◆ Description of the task
Pick out the lines below that include the string "subprocesso".

◆ Records supplied
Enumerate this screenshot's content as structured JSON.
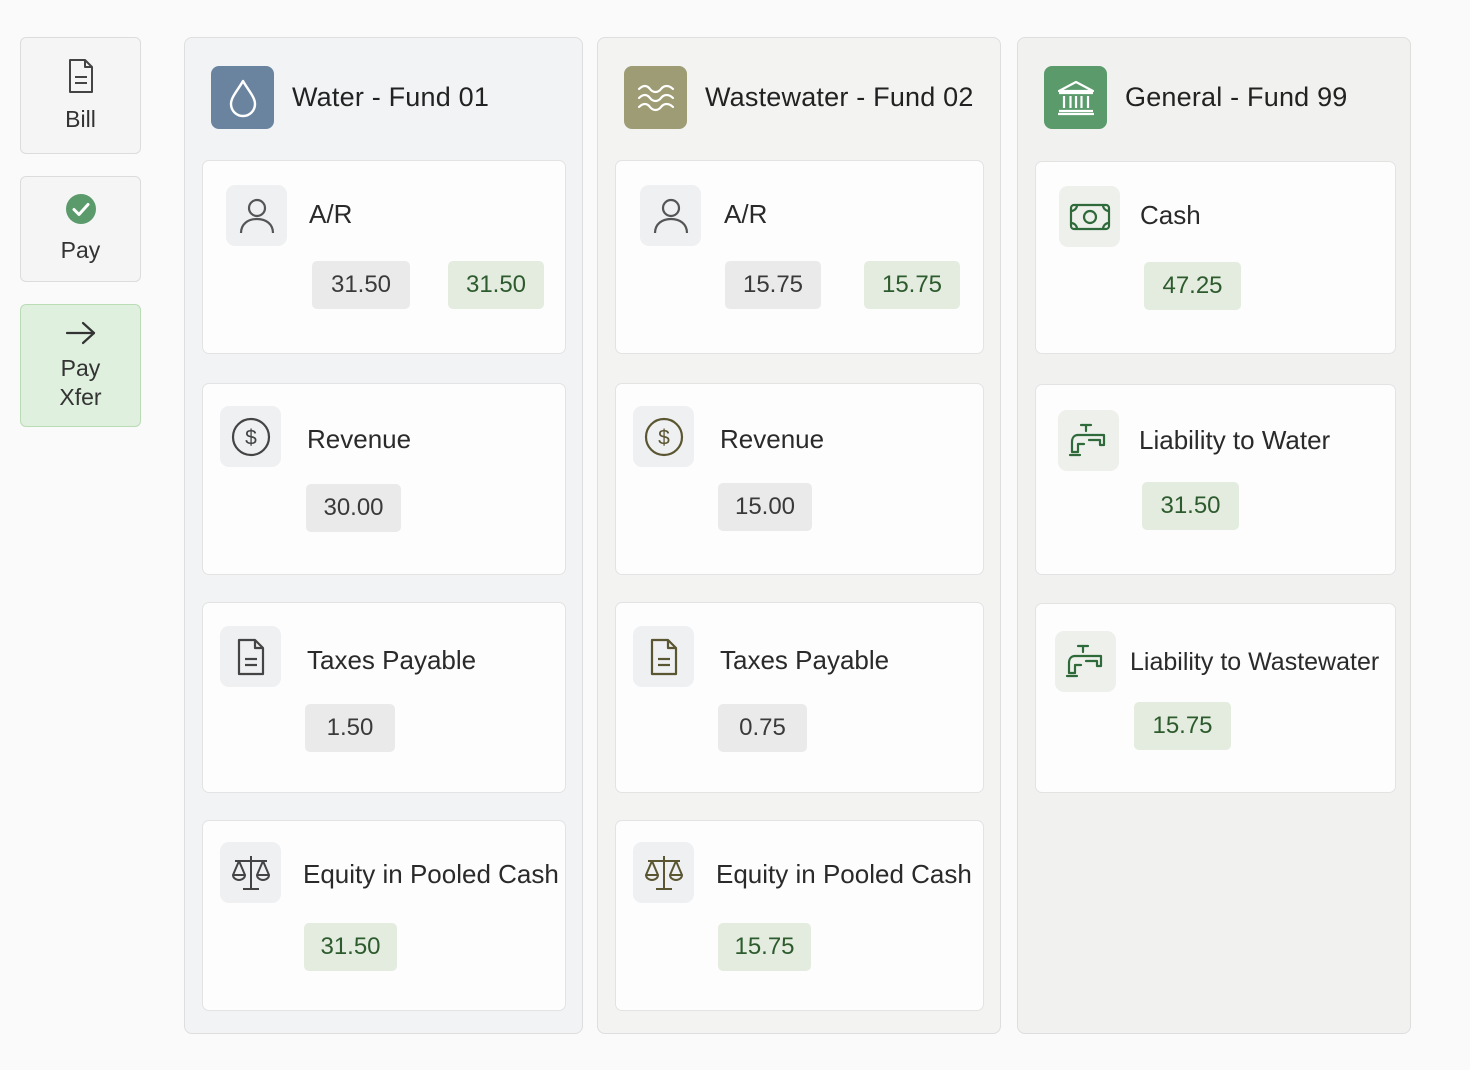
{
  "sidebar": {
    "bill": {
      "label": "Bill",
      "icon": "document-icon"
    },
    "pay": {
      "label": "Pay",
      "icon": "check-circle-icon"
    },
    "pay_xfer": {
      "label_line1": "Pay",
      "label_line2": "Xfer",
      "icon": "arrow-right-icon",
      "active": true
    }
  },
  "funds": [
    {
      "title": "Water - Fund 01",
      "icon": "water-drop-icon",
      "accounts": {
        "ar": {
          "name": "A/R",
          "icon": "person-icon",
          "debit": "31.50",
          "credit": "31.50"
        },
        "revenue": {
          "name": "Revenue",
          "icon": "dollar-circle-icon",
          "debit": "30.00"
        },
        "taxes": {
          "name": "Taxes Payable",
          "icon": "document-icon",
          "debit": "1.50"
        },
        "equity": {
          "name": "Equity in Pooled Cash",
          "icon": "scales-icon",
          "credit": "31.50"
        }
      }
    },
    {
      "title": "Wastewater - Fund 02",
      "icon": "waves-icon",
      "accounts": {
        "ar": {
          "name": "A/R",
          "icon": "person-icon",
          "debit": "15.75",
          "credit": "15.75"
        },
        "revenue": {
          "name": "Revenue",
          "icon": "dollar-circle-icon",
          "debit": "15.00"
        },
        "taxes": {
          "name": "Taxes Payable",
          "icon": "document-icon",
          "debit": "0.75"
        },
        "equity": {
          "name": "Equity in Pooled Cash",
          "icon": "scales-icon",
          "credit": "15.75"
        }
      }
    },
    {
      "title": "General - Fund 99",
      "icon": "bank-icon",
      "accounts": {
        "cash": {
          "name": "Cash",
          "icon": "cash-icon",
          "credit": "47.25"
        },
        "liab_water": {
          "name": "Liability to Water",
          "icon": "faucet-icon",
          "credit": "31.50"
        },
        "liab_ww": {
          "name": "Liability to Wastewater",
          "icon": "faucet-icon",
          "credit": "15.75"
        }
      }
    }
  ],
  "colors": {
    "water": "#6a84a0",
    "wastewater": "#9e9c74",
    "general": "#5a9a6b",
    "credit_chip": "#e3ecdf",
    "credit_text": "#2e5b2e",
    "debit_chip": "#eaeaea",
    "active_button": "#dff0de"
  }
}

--

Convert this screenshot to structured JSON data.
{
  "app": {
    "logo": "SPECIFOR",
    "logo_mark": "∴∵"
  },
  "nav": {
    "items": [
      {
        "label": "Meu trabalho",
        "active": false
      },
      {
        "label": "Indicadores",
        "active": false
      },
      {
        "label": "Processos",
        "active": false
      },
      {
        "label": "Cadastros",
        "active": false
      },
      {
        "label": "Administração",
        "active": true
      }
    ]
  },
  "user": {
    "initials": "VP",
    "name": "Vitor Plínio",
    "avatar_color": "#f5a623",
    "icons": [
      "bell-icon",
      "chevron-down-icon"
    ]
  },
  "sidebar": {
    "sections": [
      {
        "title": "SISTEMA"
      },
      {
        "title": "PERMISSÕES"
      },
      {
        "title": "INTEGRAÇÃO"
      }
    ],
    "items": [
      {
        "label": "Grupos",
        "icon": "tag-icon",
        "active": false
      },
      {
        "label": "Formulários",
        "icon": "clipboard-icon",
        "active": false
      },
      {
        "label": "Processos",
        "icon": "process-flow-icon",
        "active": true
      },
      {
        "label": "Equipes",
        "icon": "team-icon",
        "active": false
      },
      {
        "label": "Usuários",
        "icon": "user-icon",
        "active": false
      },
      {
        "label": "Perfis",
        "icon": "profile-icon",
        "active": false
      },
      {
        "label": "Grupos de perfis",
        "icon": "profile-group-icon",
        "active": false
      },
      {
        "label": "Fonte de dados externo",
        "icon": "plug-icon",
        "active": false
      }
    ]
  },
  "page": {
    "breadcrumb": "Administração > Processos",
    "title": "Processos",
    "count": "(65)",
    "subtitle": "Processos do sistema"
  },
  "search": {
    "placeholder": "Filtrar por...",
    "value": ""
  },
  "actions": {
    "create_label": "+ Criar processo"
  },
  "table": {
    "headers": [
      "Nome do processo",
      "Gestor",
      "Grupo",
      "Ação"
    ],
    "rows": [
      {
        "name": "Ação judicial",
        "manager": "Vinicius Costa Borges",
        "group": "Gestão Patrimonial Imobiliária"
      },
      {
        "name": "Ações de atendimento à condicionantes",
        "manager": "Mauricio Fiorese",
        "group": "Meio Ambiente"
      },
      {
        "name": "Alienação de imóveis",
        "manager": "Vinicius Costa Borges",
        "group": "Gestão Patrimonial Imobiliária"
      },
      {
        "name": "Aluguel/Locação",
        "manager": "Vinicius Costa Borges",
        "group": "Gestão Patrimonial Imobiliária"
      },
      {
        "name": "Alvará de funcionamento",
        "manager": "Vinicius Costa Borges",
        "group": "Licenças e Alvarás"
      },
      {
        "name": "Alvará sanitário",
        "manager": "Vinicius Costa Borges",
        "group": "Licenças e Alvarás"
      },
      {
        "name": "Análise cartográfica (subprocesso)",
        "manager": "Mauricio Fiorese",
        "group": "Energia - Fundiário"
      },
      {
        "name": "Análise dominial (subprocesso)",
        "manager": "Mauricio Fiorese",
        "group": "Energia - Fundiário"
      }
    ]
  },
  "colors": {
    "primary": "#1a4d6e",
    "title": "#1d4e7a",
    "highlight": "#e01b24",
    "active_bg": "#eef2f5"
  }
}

◆ Completed exercise
        "name": "Análise cartográfica (subprocesso)",
        "name": "Análise dominial (subprocesso)",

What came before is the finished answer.